This first post is centered on two main tenets:
- Integrated Reporting: Connecting Business Strategy & Corporate Social Responsibility Reporting
- Sustainable Agriculture
Many current CSR reports provide very thorough evidence of the work going in to corporate responsibility and sustainability. However, I feel reports could be even stronger if they took an approach towards reporting that better highlights the efforts to align business metrics and executive incentives with corporate responsibility and sustainability. Although there are often statements in CSR reports that provide splashes of isolated efforts in that direction, they don’t provide a holistic and coordinated effort toward integrated reporting. Consumers and stakeholders in general find CSR reports more effective when each section of the report is tied back to the identified business goals. Corporate responsibility and sustainability are increasingly being integrated into the bottom line; instead of operating as separate components of business strategy, they are a fundamental block of achieving long term business success.
There are opportunities to pair some quantitative figures with relative financial information. Here are a few examples:
- How do compliance fees compare to the investment in the research and marketing to properly comply?
- What are the quantitative differences in sales of products with various health labels, and is there motivation to invest more in those products?
Major companies like Mars, Bacardi Limited, and Campbell’s are using their CSR reports to tout their efforts to connect with their suppliers on sustainable agricultural practices. I commend the efforts to use data collection and analysis to communicate and spread best practices on sustainable agriculture through the industry. Investing in agriculture analysis will prove beneficial in connecting with the entire value chain and putting hard data behind product claims and marketing. There is potential to build upon this work by adopting a solution that embraces grower relationship management with integrated tracking of supplier contracts. Cloud solutions, like FoodLogiQ’s GRM, have proven to be easy to use for growers, at a lower cost. They also enable integration with core ERP systems, connecting sustainability metrics and agricultural operations from vendors and growers to the consumer-facing business. This “final mile” of supply chain integration to the growers can yield substantial supply chain benefits as well as improve yield per acre while minimizing agricultural inputs for the growers.

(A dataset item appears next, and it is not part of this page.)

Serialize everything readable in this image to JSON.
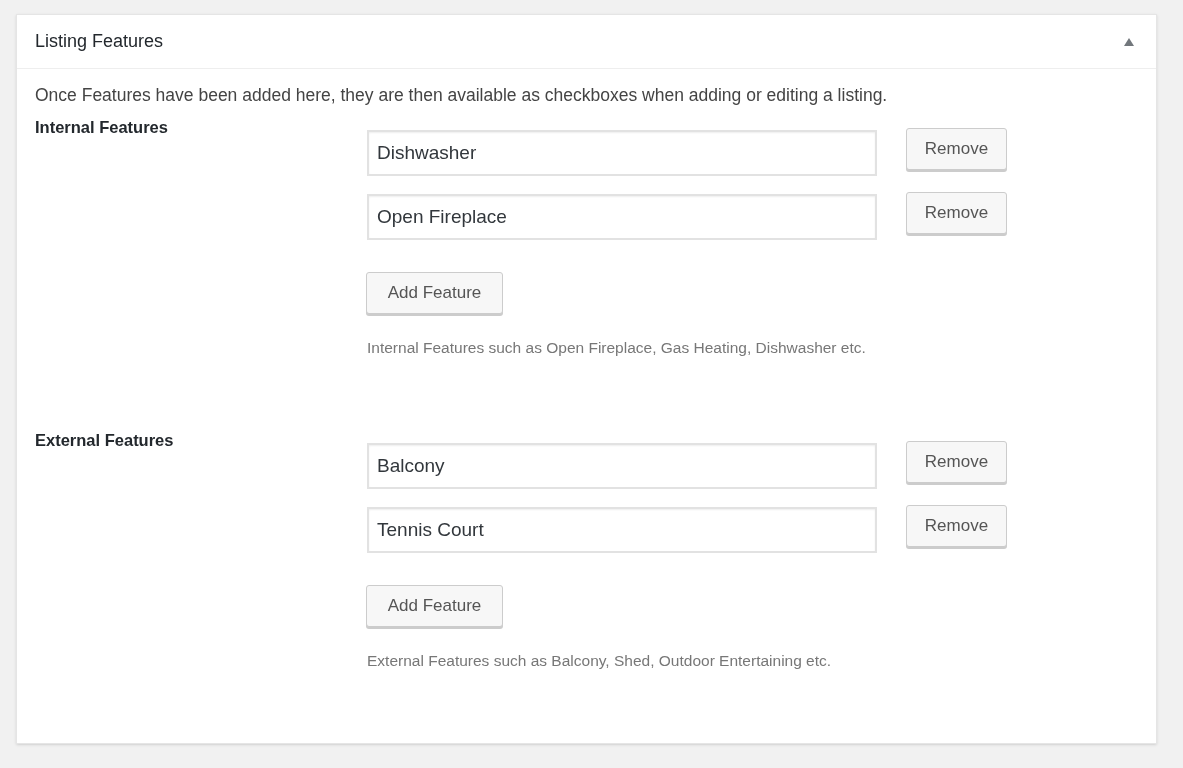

Questions to consider:
- What are your efforts beyond the government’s one-up one-back supply chain traceability requirements?
- Do you have any initiatives in place that allow you to integrate your agricultural operations to your main business by providing total grower relationship management?
- Do you capture and electronically store full sustainability data of all growers of your agricultural raw materials? This includes energy, chemical usage, and water usage, as manufacturers have significant influence on this tremendous environmental challenge.
- Have you considered partnering with global non-profit organizations such as CARE for critical agricultural ingredients to improve impoverished subsistence farming in poor countries while ensuring a cost-effective and reliable source of supply?
My next post will center on benchmarking, making note of year over year progress, and transparency, and engaging stakeholders At Clarkston, we focus on partnering with businesses in the consumer products industry to realize their competitive advantages and create value. Amongst other key areas, we support the efforts of CPG companies in their measurement and transparent reporting of corporate responsibility initiatives. Clarkston recognizes and admires the efforts of companies to proactively address corporate responsibility across all meanings of the words.
Read the next blog in this series: A Review of Today’s Corporate Social Reporting: Benchmarks and Stakeholder Engagement.